If the risk manager has decided to buy insurance, he or she should present all exposures to the underwriter. Risk managers should also be able to show that their firms have developed a system for identifying non-owned aircraft exposures. Supplying evidence of this system is important because underwriters get nervous if "no known exposure" is reported on the application. This can create a question as to whether a given risk is insurable.

Companies that lease aircraft should have in place a policy or directive that addresses the use of aircraft on company business. The directive should state that aircraft use must be approved by a specific member of senior management. The risk management department should be informed about the details of this directive so that the exposure can be properly identified and conveyed to the insurer.

If the company charters aircraft, the risk manager should be able to present to the insurer the following information: a description of the business; the number of employees; a list of company locations; types of aircraft used; an estimate of the number of hours flown annually; aircraft liability limits carried by the charter operator and the name of its insurer; whether the company is insured under the operator's policy; the area of aircraft operation; and the average passenger load (and whether the passengers are employees or guests). If the company has employee pilots who operate aircraft on company business, the risk manager must be able to present information on the pilot's qualifications and flying experience, including the flight hours he or she has logged

A final note on the practicality of managing non-owned aircraft exposure: Identifying the loss exposure is probably the most difficult part of the risk manager's job. Although an aviation underwriter requires a great deal of information before offering a quote, risk managers should not be daunted if they have trouble getting every detail about the exposures, considering the highly technical nature of aviation issues.
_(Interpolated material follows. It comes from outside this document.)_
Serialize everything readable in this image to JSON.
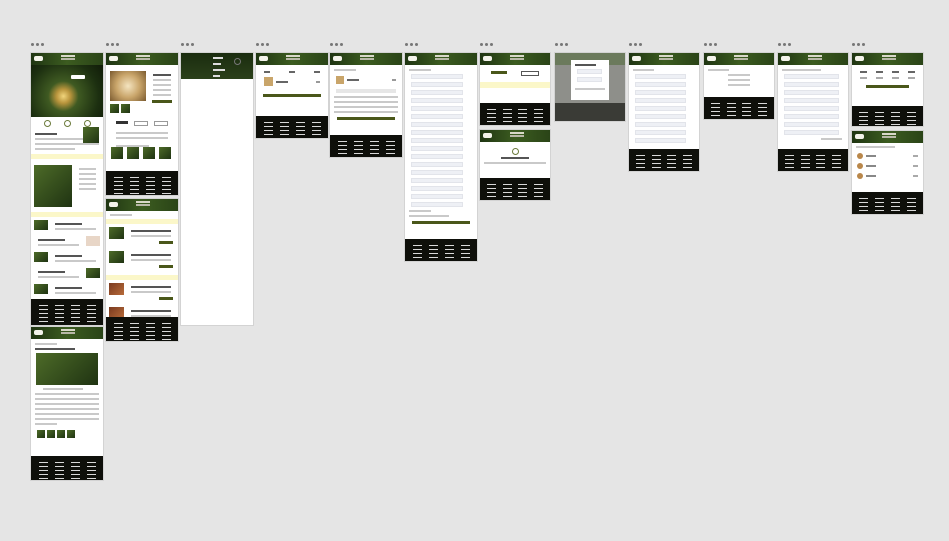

Often, the risk manager can discuss the issues with the underwriter so they can jointly develop a program for effectively and efficiently managing non-owned aircraft exposures.

Reprinted from Risk Management magazine, September 1995 issue.

John Kelly is assistant director of reinsurance and assistant vice president of
Associated Aviation Underwriters, Short Hills, New Jersey.
(Updated 10/1/03)